Customer discovery is an ongoing process. Discovery is performed at the pre-sales stage, during project kickoff, and is continued though the iterations of your solution building. Knowing your customer, how they think, and what they need are vital ingredients to the success of a project.
The most important question that you can ask during the discovery process is: "Why?"
Occasionally, however, that question must be asked in different ways.
For example, when a customer says, "We need a button on this screen to do this thing," your why question might sound more like, "What do users need to have happen after completing their tasks on this screen?"
This module covers the following topics:
Starting with initial customer discovery, a process that often happens before they are actually your customers.
Managing customer discovery meetings by preparing in advance and having a plan for what happens next.
Listening to an interview between two solution architects on how they communicate with customers.
Evaluating customer needs and how that process is more than simply marking items on a checklist as complete. Additionally, this topic examines how you can add value and meet customer requirements.
Introducing your customer
This module refers to the customer Woodgrove Bank, and the exercises and discussions throughout the lesson relate to this customer and how you can help them.
Woodgrove Bank has offices in 14 US States in addition to an office in the UK and another in Germany. Woodgrove Bank is a leading global financial services provider with an emphasis on commercial lending and investments. Administrative users work in the office and are never mobile. However, all mid-level managers need to be able to work from their home offices or while on site with a client. The team at Woodgrove feels overwhelmed with their disparate systems; therefore, they are looking for a solution that connects their data in a way that boosts financial success and customer satisfaction. With an internal-facing only deployment, Woodgrove Bank would have fewer regulatory concerns; however, each team within the bank would have their own responsibilities.
The following table describes Woodgrove Bank's customer-facing teams.
|Business Growth and Asset Management
|Commercial Accounts with less than $1B in annual transactions. Growth in this sense refers to the loans used to reinvest in the corporation.

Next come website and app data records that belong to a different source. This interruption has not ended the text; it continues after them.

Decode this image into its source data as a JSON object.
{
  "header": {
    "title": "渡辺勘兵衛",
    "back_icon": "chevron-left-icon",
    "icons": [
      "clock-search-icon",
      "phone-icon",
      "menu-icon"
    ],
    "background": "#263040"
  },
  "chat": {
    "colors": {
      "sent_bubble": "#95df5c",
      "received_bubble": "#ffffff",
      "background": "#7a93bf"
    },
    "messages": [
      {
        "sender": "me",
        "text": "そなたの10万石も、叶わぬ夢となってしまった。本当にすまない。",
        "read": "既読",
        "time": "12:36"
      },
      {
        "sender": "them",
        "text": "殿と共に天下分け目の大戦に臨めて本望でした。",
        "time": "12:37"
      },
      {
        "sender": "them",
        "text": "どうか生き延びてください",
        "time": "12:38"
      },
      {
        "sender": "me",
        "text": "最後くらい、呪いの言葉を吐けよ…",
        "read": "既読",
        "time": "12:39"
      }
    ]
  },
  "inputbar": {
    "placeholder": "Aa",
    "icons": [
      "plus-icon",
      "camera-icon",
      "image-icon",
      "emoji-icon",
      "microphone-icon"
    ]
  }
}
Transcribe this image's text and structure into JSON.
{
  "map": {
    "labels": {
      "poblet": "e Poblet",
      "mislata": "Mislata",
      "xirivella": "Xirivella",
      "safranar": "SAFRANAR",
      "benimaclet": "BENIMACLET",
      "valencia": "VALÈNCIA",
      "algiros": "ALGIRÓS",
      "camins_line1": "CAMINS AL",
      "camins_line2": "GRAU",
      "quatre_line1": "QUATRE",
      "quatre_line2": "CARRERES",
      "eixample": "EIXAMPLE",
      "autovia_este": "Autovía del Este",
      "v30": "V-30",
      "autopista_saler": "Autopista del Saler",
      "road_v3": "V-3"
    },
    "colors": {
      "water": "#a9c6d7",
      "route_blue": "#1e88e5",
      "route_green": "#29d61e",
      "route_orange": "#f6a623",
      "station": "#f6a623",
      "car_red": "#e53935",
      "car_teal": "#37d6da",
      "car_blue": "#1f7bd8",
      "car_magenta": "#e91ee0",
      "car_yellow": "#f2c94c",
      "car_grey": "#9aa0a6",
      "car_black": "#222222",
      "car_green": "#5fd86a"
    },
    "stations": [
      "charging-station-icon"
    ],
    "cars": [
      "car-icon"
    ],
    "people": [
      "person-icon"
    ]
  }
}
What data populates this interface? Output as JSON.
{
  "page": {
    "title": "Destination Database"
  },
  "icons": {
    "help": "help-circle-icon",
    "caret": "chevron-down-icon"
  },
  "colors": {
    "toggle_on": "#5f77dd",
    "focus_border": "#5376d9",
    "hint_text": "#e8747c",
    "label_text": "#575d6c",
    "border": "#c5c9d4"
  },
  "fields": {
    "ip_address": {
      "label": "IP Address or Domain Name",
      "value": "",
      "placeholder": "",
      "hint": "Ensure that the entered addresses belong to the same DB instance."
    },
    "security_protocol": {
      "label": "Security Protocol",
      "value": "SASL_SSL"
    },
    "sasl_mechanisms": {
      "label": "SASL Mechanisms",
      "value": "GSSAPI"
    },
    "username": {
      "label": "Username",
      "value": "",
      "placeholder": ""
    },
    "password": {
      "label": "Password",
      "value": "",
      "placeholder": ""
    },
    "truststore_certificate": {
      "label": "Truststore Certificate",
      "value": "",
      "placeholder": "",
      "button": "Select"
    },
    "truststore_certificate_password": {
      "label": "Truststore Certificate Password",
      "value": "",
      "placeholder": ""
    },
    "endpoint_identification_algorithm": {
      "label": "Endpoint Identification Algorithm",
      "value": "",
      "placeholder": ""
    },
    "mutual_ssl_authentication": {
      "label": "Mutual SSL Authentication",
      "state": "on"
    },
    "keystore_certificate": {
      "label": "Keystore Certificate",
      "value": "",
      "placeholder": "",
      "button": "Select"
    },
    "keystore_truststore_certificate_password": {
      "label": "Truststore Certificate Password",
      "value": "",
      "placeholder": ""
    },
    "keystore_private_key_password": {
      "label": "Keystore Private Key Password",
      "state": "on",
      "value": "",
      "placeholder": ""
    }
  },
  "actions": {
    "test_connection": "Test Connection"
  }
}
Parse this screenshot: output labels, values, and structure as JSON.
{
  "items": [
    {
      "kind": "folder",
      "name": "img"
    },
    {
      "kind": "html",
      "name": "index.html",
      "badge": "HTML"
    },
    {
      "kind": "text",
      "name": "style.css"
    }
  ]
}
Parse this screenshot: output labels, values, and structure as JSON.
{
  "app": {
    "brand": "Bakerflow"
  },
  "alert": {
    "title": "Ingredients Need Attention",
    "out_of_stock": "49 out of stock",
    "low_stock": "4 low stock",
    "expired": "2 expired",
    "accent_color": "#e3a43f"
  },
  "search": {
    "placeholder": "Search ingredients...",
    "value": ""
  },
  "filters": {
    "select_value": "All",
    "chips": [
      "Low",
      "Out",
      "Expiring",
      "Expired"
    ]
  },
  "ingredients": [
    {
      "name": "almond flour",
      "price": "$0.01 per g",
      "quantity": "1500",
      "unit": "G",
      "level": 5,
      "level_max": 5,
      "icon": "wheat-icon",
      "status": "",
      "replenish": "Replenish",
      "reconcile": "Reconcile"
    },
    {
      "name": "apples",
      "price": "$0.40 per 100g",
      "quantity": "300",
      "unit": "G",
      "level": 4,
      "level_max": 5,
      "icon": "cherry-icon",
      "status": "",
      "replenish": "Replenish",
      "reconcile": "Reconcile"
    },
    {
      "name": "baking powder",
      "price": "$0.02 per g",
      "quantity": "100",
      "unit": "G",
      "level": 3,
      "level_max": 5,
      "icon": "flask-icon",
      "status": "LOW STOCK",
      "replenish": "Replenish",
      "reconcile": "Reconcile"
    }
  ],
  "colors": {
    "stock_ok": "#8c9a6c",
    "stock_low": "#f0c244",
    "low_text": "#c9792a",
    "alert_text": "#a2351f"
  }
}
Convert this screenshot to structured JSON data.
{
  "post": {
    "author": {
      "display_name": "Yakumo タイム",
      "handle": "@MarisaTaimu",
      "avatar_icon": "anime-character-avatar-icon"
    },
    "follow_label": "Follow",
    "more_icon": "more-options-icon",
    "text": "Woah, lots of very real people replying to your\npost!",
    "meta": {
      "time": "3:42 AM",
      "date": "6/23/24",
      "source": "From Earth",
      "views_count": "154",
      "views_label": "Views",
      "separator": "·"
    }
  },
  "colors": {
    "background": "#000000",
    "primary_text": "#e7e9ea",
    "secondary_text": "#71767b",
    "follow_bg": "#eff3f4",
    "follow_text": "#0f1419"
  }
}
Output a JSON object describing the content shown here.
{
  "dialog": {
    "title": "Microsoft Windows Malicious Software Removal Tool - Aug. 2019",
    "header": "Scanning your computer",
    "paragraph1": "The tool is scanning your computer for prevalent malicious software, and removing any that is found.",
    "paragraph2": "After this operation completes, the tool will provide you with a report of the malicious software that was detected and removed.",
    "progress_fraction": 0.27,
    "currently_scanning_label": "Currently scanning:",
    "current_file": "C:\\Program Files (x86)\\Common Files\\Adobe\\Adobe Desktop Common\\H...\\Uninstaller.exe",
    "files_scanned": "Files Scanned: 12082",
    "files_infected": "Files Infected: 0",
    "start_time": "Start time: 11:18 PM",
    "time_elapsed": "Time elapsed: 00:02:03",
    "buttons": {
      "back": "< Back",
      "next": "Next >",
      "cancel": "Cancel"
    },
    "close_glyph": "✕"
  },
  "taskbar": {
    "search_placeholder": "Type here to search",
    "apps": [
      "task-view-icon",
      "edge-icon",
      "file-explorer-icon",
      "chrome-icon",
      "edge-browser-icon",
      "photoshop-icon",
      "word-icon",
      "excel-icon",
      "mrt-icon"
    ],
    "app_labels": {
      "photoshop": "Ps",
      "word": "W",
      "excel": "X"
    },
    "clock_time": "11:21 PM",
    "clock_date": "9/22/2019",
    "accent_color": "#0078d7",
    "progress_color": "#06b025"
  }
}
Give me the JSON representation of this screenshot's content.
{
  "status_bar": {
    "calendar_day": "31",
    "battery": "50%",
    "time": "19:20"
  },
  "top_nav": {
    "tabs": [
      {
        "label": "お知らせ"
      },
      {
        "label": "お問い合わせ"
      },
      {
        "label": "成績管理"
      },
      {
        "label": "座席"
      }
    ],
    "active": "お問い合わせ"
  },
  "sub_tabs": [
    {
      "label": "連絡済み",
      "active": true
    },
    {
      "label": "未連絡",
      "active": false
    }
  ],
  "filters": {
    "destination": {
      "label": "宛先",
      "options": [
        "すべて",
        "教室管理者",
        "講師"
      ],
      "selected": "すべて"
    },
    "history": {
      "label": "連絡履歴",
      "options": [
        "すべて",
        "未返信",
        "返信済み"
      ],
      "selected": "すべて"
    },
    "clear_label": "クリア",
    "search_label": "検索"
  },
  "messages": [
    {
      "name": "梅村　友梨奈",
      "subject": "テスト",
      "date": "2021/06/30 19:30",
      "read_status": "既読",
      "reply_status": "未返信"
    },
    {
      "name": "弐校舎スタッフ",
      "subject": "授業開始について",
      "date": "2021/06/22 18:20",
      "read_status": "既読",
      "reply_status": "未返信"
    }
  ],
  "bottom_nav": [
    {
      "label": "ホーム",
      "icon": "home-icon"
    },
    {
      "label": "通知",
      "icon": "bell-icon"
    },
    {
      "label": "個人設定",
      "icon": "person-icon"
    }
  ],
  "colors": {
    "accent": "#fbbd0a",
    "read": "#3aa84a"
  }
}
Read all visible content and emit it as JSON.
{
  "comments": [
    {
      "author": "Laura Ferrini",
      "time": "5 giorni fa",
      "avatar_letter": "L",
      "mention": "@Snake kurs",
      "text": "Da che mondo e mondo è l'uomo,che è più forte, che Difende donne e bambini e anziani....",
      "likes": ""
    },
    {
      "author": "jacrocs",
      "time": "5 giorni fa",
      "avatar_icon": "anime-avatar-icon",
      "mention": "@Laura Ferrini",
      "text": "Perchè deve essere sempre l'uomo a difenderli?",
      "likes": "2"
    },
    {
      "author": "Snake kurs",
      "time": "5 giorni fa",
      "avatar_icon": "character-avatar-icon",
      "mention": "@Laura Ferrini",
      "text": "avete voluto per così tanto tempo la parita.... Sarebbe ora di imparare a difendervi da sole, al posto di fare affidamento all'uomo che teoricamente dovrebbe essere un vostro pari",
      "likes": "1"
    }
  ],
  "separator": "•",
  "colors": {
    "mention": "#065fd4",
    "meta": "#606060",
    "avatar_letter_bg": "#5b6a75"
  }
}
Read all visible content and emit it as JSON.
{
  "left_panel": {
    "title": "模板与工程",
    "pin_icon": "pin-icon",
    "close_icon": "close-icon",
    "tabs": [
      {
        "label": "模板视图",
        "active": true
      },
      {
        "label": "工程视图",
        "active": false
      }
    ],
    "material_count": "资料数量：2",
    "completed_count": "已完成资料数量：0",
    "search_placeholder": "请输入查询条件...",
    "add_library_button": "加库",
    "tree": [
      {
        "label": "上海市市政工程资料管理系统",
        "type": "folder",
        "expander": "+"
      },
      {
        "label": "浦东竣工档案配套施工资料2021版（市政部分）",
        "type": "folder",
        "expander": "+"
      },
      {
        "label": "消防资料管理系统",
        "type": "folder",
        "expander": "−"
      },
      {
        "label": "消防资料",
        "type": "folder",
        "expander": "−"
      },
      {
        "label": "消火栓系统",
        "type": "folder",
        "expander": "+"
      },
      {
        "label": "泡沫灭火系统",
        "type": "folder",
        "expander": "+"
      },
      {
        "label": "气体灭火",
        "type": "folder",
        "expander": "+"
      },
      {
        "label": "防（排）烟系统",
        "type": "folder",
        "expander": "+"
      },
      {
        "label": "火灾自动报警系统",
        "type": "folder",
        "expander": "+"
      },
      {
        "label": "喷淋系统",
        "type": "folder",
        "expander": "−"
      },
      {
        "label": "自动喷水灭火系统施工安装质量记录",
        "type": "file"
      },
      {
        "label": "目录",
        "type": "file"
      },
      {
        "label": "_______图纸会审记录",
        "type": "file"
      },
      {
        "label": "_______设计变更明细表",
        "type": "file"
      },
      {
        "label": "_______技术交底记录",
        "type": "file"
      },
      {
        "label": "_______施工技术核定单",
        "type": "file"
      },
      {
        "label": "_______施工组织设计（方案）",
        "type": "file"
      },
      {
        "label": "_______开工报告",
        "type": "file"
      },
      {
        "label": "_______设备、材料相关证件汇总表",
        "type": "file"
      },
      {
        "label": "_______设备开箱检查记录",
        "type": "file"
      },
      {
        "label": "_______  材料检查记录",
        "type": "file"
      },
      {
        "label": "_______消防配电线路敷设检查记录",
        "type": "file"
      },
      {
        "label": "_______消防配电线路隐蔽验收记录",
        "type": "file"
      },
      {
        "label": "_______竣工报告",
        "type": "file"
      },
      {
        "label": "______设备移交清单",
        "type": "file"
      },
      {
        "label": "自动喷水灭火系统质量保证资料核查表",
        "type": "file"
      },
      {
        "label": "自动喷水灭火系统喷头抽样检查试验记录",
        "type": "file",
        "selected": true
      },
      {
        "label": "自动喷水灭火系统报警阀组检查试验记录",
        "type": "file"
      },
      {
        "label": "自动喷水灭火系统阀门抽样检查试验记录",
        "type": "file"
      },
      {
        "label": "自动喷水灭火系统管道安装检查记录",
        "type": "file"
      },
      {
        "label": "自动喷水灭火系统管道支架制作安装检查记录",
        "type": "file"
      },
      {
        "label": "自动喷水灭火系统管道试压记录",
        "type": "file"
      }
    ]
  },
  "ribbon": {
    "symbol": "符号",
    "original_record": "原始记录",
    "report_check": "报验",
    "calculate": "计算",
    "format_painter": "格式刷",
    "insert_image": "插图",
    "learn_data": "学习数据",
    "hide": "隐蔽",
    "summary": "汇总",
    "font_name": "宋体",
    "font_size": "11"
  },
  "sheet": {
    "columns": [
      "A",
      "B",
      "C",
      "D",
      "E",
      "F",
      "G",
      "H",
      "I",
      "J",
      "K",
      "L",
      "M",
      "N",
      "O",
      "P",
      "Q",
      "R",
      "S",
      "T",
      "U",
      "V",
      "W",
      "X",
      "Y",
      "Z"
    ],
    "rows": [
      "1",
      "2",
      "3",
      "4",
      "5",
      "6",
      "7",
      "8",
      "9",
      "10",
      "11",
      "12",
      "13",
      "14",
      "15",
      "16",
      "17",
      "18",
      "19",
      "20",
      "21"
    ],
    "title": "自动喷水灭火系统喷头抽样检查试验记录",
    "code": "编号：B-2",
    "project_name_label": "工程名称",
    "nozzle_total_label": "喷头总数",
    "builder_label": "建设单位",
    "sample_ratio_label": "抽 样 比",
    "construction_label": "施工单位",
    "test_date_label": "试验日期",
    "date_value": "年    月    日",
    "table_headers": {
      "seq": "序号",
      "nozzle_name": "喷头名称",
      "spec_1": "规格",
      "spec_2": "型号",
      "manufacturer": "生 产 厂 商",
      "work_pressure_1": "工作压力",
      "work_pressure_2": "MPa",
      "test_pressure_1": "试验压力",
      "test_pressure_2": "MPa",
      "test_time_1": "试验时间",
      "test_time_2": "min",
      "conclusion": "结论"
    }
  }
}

These customers share a group of account managers; they are not specifically assigned to an individual.
|Each customer in this division is assigned a senior account manager as their primary contact for all banking matters. Once a company is managed in this division, they remain here; even if they roll off the Fortune 500.
|Group Portfolio Management
|This team manages the parent/child accounts for firms with multiple organizations under a common umbrella.
|New Business Development
|This division is primarily marketing for new business. Once an account is qualified and active, it moves on to the appropriate management team.
|Public Sector/Government/Higher Education
|Woodgrove is a preferred lender to many sovereign governments around the globe as well as private universities. This team also tends to the handful of high-volume non-profits serviced by the bank.
|This team is the smallest as Woodgrove focuses on commercial products. However, high volume consumer lending is available on a case by case basis. This team is not advertised to external prospects, but mostly utilized by the executives of corporate clients.
|This team consists of members of each of the other teams, this ensures a consistent experience as accounts may move between teams and interact in other ways. This team also establishes best practices for users.
|Escalation Call Center
|The bank runs a 24/7/365 call center. They have a five-person team (one manager and four CSRs) in each of Chicago, Frankfurt and two teams in an outsourced center in Manila (the Philippines) doing an early and late shift to cover the APAC region.
In addition to these teams, Woodgrove Bank has the standard set of C-Suite Executives who are involved with overall bank operations and supporting the teams as needed.
Woodgrove Bank is hoping to have the new system in a pilot phase so that the CEO can present initial results to the annual general meeting (AGM) in four months' time.